'This winter has really been a case of bad luck in much of the Midwest.'
On Friday, former Parkland College student Andrew Pritchard returns to campus for his “Confessions of a Storm Chaser” presentation at Staerkel Planetarium (7 p.m. start, $1 admission). He was kind enough to take our questions ahead of the event:
1. What’s the worst storm you’ve seen?
The worst storm I have seen is probably a toss up between tornadic storms that I intercepted on June 7, 2008, near Chicago and April 14, 2012, near Langley, Kan. The June 7, 2008, supercell just would not stop producing tornadoes as it approached the southern suburbs of Chicago. This storm would produce tornadoes one after another with almost no time in between for several hours, most of which were also quite large. This was somewhat unexpected as the main severe weather threat this day was forecast to be further west in Iowa, so had the storm maintained strength into the populated Chicago suburbs we could have had a real problem on our hands. The 2012 tornado near Langley was probably the strongest tornado I have witnessed. Luckily this storm also managed to avoid most populated areas nearby. We crossed the damage path several times in following the tornado and the trees were stripped down to their trunks, and the grass and vegetation had been scoured down to a flat dirt surface where the tornado had traveled.
2. What’s your take on all this wacky weather we’ve had this winter?
This winter has really been a case of bad luck in much of the Midwest. We have been stuck in an upper level jet stream pattern that keeps us in line for periodic clipper storm systems that add to our snow totals and bring reinforcing blasts of air from the north. This has kept us locked into a bitterly cold and snowy pattern. On the flip side, areas further west such as Anchorage, Alaska, have been stuck in an unseasonably warm pattern for much of the winter. Eventually the jet stream pattern will break down and things will begin to thaw out. Hard to say what it means for our spring.
3. What are driving on the job these days?

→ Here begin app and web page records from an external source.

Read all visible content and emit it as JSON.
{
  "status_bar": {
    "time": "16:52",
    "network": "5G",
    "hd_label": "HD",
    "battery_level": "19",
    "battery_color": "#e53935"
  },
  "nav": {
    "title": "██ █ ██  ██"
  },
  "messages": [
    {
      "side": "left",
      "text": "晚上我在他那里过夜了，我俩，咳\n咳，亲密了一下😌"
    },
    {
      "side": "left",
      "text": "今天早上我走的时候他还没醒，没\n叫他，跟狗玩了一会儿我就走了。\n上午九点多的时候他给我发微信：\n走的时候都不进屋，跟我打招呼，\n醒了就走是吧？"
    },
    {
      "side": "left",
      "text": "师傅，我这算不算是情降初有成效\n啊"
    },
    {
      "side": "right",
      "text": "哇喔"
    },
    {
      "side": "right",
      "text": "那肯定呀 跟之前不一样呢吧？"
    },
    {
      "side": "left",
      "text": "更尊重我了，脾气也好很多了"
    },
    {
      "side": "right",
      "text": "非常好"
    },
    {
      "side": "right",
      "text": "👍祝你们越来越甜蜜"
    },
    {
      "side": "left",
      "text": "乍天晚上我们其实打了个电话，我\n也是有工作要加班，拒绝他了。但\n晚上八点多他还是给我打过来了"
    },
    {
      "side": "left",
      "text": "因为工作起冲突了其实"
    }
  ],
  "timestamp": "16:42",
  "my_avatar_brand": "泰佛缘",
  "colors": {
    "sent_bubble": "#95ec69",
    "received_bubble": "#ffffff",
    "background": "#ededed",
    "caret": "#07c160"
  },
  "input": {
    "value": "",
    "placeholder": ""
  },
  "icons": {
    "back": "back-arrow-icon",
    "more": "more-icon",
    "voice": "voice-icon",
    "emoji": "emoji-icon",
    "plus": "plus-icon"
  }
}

I actually do not drive anything special for storm chasing. Whatever gets you to the storm. I do most of my long distance storm chases with a long time friend of mine, Colin Davis, and we usually take his Ford Escape. My personal vehicle is a bright yellow Mazda, and I have never hesitated to drive it up to a tornado in rural South Dakota. I have been told the bright yellow car stands out like a sore thumb in fellow storm chaser’s photos out on the grassy prairie. Some of my companions do have their cars covered in armor coating so they may literally drive into the tornado, but that really isn’t my style and I tend to lay low out there. With gas hovering around $4 a gallon every spring, you do have to try and find a line between having a vehicle that can handle the roads, but also give you some sense of fuel economy. You do find a lot more storm chasers driving smaller fuel efficient vehicles out there these days. Like I said, whatever will get you to the storm and not drain your wallet in the process.
4. Who’s the weatherman you trust most and why?
My most trusted meteorologist will always be Ed Kieser, formerly of WILL and WCIA here in Champaign-Urbana. The man was at my first birthday party and is the reason I live my life around the sky. He would send all kinds of tornado video home for me to watch, and gave me my first part time job as an assistant in his weather office. I have never known someone to immerse themselves into the weather and the affect it has on their community like he does. Losing his weather coverage in central Illinois was a huge hit, especially during severe weather season.
5. You tell someone you chase storms for a living. They respond by ...
I really do not chase storms for a living. It’s more of a passion. I am lucky enough to pay the bills with my camera as a photographer, but strictly speaking with storm chasing you are lucky to break even in the end. There are the occasional video and photo sales to the media networks, but when you consider all of the money put into gas, vehicle maintenance, camera gear, hotels, food and more, you are generally pretty happy if you are able to make your money back and break even. There are a few guys out there making their living from storm chasing, but you could probably count them on one hand.
6. What’s 2014 shaping up like weather wise?
This is definitely already an interesting year weather wise. It’s been extremely cold, and many locations in central Illinois are approaching all-time records for snow totals. There are some indications that with the high soil moisture content, plenty of cold air aloft, and a potentially favorable jet stream pattern that we could end up with a rather stormy spring in the midwest, but that could be the ever optimistic weather nerd in me. With plenty of snow to melt this spring, any heavy rains early in the spring could also leave us with a flooding situation. If it isn’t drought one summer, it’s flooding the next spring.
7. Your favorite Parkland memory
My favorite Parkland memory has to be my Introduction to Weather course with the late Dean Timme. It was an evening class at the end of the day, but his enthusiasm and sense of humor always made the long classes very interesting. I was really sad to hear of his passing last fall.